14

What is the difference between concentration and dose?

Concentration is the amount of drug given to a known site of action, while dose is the concentration of drug given to a site of unknown action

15

What is the EC50?

The EC50 is a measure of the effective concentration of a ligand that gives 50% of the maximal response/effect - the EC50 is a measure of potency

16

Other than affinity and intrinsic efficacy, what else might affect a molecules potency (EC50)?

The number of receptors a cell contains

17

What are receptors termed that are bound by their ligand but have no effect on a ligands efficacy within the cell?

Spare receptors

18

Other than affinity and intrinsic efficacy, what else might affect a molecules potency (EC50)?

The number of receptors a cell contains

19

What are receptors termed that are bound by their ligand but have no effect on a ligands efficacy within the cell?

Spare receptors

20

What receptors are the therapeutic target in asthma?
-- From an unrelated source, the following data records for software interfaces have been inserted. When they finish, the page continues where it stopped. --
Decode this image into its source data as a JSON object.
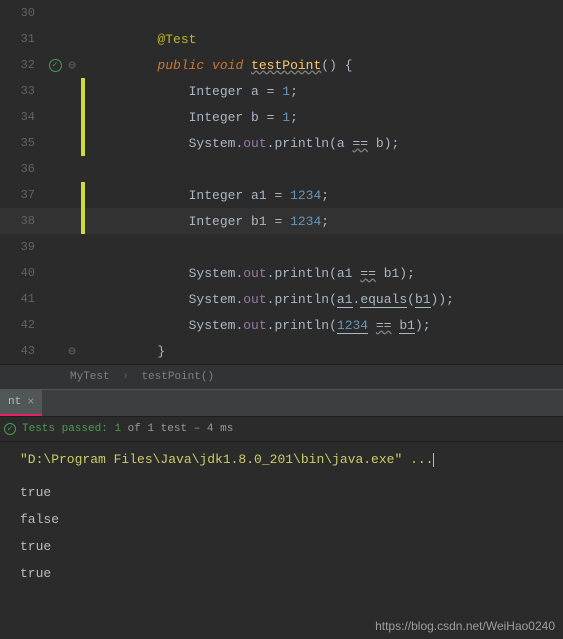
{
  "editor": {
    "lines": [
      {
        "n": 30,
        "bar": false,
        "icon": "",
        "fold": "",
        "indent": 8,
        "tokens": []
      },
      {
        "n": 31,
        "bar": false,
        "icon": "",
        "fold": "",
        "indent": 8,
        "tokens": [
          {
            "t": "@Test",
            "c": "ann"
          }
        ]
      },
      {
        "n": 32,
        "bar": false,
        "icon": "chk",
        "fold": "⊖",
        "indent": 8,
        "tokens": [
          {
            "t": "public",
            "c": "kw"
          },
          {
            "t": " "
          },
          {
            "t": "void",
            "c": "ret"
          },
          {
            "t": " "
          },
          {
            "t": "testPoint",
            "c": "fn underline"
          },
          {
            "t": "() {",
            "c": "op"
          }
        ]
      },
      {
        "n": 33,
        "bar": true,
        "icon": "",
        "fold": "",
        "indent": 12,
        "tokens": [
          {
            "t": "Integer ",
            "c": "type"
          },
          {
            "t": "a ",
            "c": "op"
          },
          {
            "t": "= ",
            "c": "op"
          },
          {
            "t": "1",
            "c": "num"
          },
          {
            "t": ";",
            "c": "op"
          }
        ]
      },
      {
        "n": 34,
        "bar": true,
        "icon": "",
        "fold": "",
        "indent": 12,
        "tokens": [
          {
            "t": "Integer ",
            "c": "type"
          },
          {
            "t": "b ",
            "c": "op"
          },
          {
            "t": "= ",
            "c": "op"
          },
          {
            "t": "1",
            "c": "num"
          },
          {
            "t": ";",
            "c": "op"
          }
        ]
      },
      {
        "n": 35,
        "bar": true,
        "icon": "",
        "fold": "",
        "indent": 12,
        "tokens": [
          {
            "t": "System",
            "c": "type"
          },
          {
            "t": ".",
            "c": "op"
          },
          {
            "t": "out",
            "c": "field"
          },
          {
            "t": ".",
            "c": "op"
          },
          {
            "t": "println",
            "c": "op"
          },
          {
            "t": "(a ",
            "c": "op"
          },
          {
            "t": "==",
            "c": "op underline"
          },
          {
            "t": " b);",
            "c": "op"
          }
        ]
      },
      {
        "n": 36,
        "bar": false,
        "icon": "",
        "fold": "",
        "indent": 12,
        "tokens": []
      },
      {
        "n": 37,
        "bar": true,
        "icon": "",
        "fold": "",
        "indent": 12,
        "tokens": [
          {
            "t": "Integer ",
            "c": "type"
          },
          {
            "t": "a1 ",
            "c": "op"
          },
          {
            "t": "= ",
            "c": "op"
          },
          {
            "t": "1234",
            "c": "num"
          },
          {
            "t": ";",
            "c": "op"
          }
        ]
      },
      {
        "n": 38,
        "bar": true,
        "icon": "",
        "fold": "",
        "indent": 12,
        "hl": true,
        "tokens": [
          {
            "t": "Integer ",
            "c": "type"
          },
          {
            "t": "b1 ",
            "c": "op"
          },
          {
            "t": "= ",
            "c": "op"
          },
          {
            "t": "1234",
            "c": "num"
          },
          {
            "t": ";",
            "c": "op"
          }
        ]
      },
      {
        "n": 39,
        "bar": false,
        "icon": "",
        "fold": "",
        "indent": 12,
        "tokens": []
      },
      {
        "n": 40,
        "bar": false,
        "icon": "",
        "fold": "",
        "indent": 12,
        "tokens": [
          {
            "t": "System",
            "c": "type"
          },
          {
            "t": ".",
            "c": "op"
          },
          {
            "t": "out",
            "c": "field"
          },
          {
            "t": ".",
            "c": "op"
          },
          {
            "t": "println",
            "c": "op"
          },
          {
            "t": "(a1 ",
            "c": "op"
          },
          {
            "t": "==",
            "c": "op underline"
          },
          {
            "t": " b1);",
            "c": "op"
          }
        ]
      },
      {
        "n": 41,
        "bar": false,
        "icon": "",
        "fold": "",
        "indent": 12,
        "tokens": [
          {
            "t": "System",
            "c": "type"
          },
          {
            "t": ".",
            "c": "op"
          },
          {
            "t": "out",
            "c": "field"
          },
          {
            "t": ".",
            "c": "op"
          },
          {
            "t": "println",
            "c": "op"
          },
          {
            "t": "(",
            "c": "op"
          },
          {
            "t": "a1",
            "c": "op underline-y"
          },
          {
            "t": ".",
            "c": "op"
          },
          {
            "t": "equals",
            "c": "op underline-y"
          },
          {
            "t": "(",
            "c": "op"
          },
          {
            "t": "b1",
            "c": "op underline-y"
          },
          {
            "t": ")",
            "c": "op"
          },
          {
            "t": ");",
            "c": "op"
          }
        ]
      },
      {
        "n": 42,
        "bar": false,
        "icon": "",
        "fold": "",
        "indent": 12,
        "tokens": [
          {
            "t": "System",
            "c": "type"
          },
          {
            "t": ".",
            "c": "op"
          },
          {
            "t": "out",
            "c": "field"
          },
          {
            "t": ".",
            "c": "op"
          },
          {
            "t": "println",
            "c": "op"
          },
          {
            "t": "(",
            "c": "op"
          },
          {
            "t": "1234",
            "c": "num underline-y"
          },
          {
            "t": " ",
            "c": "op"
          },
          {
            "t": "==",
            "c": "op underline"
          },
          {
            "t": " ",
            "c": "op"
          },
          {
            "t": "b1",
            "c": "op underline-y"
          },
          {
            "t": ");",
            "c": "op"
          }
        ]
      },
      {
        "n": 43,
        "bar": false,
        "icon": "",
        "fold": "⊖",
        "indent": 8,
        "tokens": [
          {
            "t": "}",
            "c": "op"
          }
        ]
      }
    ]
  },
  "breadcrumb": {
    "cls": "MyTest",
    "method": "testPoint()"
  },
  "tab": {
    "label": "nt",
    "close": "×"
  },
  "test": {
    "passed": "Tests passed:",
    "count": "1",
    "of": "of 1 test",
    "time": "– 4 ms"
  },
  "console": {
    "cmd": "\"D:\\Program Files\\Java\\jdk1.8.0_201\\bin\\java.exe\" ...",
    "output": [
      "true",
      "false",
      "true",
      "true"
    ]
  },
  "watermark": "https://blog.csdn.net/WeiHao0240"
}
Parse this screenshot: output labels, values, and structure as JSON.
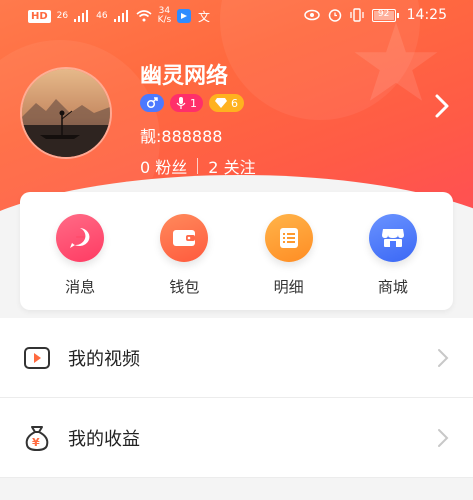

What does binding cause?

B2-adrenoreceptors - binding of an agonist causes relaxation

21

Describe the mechanism of action of salbutamol.

Salbutamol acts as a B2 adrenoreceptor agonist - it stimulates a G protein cascade through adenyl cyclase to increase levels of cAMP, activating protein kinase A - this leads to a series of events which leads to bronchodilation, widening the bronchial passages

22

What is the difference between a partial agonist and a full agonist?

A partial agonist has less efficacy than a full agonist

23

What is the role of spare receptors?

They increase sensitivity

24

What happens to spare receptors when a cell is over-stimulated?

The cell will remove receptors from its surface if over-stimulated - the cell is therefore less sensitive as a higher concentration will need to bind in order to bring about a response - this is seen in drug addiction

25

What happens respectively to receptor number in low activity and high activity?

In low activity receptor numbers generally tend to increase (receptors are up-regulated), while in high activity receptor numbers are generally decreased (they are down-regulated)

26

What is down-regulation of receptors (due to over-stimulation) otherwise called in drug addicts?

Tolerance

27

What is withdrawal/abstinence syndrome?

Neonatal abstinence withdrawal syndrome results from the cessation of the administration of drugs by the mother - this may lead to the child experience withdrawal symptoms as if they had been taking the drug themselves

28

List 3 examples where a partial agonist may be relevant?

- due to an absence/low levels of an endogenous ligand
- when concentrations/doses of a full agonist are too high (acting as an antagonist)
- to induce a more specifically controlled response

29

Give an example of a partial agonist. What receptors are their target?

Opioids are partial agonists - these usually target u-opioid receptors

30

What are the effects of opioids?

Pain relief
Euphoria
Respiratory depression (leading to death)